February 17, 2019

Our Citizenship Is in Heaven (Philippians 3:17 - 4:1)

Pastor: Ben Muresan Series: Philippians: Finding Joy in the Gospel Topic: Philippians Scripture: Philippians 3:17– 4:1

First Scripture Reading: Psalm 2:1-12

Second Scripture Reading: I Corinthians 1:18 - 2:5

Sermon Text: Philippians 3:17 - 4:1

The idea of citizenship is important to many people in our world, especially those who dream of becoming citizens of a wealthy and politically stable nation. Citizens gain benefits from their respective countries, but they also have responsibilities to live according to the laws and customs that have been established. There is a certain allegiance that comes with citizenship. When the Apostle Paul writes that we are citizens of heaven, he has in mind the status, privileges, and responsibilities that we have toward the Lord of heaven, who is our sovereign King. We have been received into the wealthiest and most powerful Kingdom in existence, and we have been given all the rights and privileges that accompany our heavenly citizenship. We know that though we live in this world and in this country, our true allegiance is to the Lord, and our lives must be patterned according to his Word. Sinclair Ferguson writes, “We are in Christ; we have experienced a heavenly calling; we belong to another country and are citizens of a different city. Our character is bound to be different.
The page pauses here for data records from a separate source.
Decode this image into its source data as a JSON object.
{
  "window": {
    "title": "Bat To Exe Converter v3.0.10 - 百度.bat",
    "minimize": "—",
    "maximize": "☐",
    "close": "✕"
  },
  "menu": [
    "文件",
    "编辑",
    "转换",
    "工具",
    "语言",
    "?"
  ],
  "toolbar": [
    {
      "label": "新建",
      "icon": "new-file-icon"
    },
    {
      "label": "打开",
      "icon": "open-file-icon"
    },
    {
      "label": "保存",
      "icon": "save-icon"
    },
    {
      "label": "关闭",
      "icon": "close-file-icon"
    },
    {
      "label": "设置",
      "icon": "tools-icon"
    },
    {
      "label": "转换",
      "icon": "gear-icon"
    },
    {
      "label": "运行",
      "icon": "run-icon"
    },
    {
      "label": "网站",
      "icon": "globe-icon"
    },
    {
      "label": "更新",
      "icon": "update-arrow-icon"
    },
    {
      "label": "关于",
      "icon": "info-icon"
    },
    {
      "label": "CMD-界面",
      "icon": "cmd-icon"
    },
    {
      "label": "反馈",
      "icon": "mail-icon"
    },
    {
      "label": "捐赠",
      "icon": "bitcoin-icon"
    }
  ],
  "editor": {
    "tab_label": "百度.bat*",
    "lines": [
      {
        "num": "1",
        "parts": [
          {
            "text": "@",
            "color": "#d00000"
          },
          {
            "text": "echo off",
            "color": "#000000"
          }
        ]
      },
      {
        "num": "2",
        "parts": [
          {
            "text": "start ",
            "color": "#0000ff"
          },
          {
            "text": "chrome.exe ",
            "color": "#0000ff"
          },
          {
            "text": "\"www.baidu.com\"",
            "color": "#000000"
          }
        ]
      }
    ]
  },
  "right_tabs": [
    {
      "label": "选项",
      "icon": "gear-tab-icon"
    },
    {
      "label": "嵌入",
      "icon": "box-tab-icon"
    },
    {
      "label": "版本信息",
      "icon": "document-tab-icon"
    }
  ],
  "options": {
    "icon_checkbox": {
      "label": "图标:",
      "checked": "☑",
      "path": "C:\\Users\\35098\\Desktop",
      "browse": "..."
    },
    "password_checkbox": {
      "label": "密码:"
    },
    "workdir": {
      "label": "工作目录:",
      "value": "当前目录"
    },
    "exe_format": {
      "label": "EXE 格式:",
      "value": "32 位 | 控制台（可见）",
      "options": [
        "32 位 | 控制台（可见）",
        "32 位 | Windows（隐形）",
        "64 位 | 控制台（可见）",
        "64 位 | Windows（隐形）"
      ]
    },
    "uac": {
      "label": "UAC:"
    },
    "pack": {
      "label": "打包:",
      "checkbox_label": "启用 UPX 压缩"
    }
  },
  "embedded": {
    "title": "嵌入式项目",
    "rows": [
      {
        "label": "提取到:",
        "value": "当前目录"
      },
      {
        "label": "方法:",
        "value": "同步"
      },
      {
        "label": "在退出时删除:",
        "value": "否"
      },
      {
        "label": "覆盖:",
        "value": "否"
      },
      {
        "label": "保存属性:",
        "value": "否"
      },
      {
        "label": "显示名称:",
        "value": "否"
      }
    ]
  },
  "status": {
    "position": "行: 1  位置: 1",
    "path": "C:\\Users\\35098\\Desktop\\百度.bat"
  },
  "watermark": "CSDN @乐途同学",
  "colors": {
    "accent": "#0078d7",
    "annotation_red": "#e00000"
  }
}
We inevitably stand out for our minds are not on earthly things.”

1. For review, read Philippians 3:12-16. What is Paul referring to in verse 12 when he writes that he is not “perfect”? Can we be perfected in this life? If we cannot be perfected in this life, what is the purpose of “straining” according to verses 13-14?

2. Read Philippians 3:17. What role does imitating mature, godly Christians have in our faith? Is there a Christian in your life that you look up to? How does having a person like that in your life help you grow in your faith?

3. Who are the “enemies of the cross” that Paul is referring to in verse 18? According to 1 Corinthians 1:18-25 and Romans 3:21-26, why is Jesus’ crucifixion central to our faith? Why do you think some who call themselves Christians would want to undermine the importance of the cross?

4. How does Paul describe the enemies of the cross in Philippians 3:19? Can you think of false teachers today who fit some of these descriptions?

5. In what sense are we citizens of heaven? Consider these verses as you formulate your answer: John 17:14-16; 1 Corinthians 7:29-31; 2 Corinthians 5:18-21, and 1 Peter 2:11.

6. In preparation for next week, read Philippians 4:2-3. What do we learn about church conflict in these verses? What do you think Paul means when he says that Euodia and Syntyche should “agree in the Lord” in verse 2?

other sermons in this series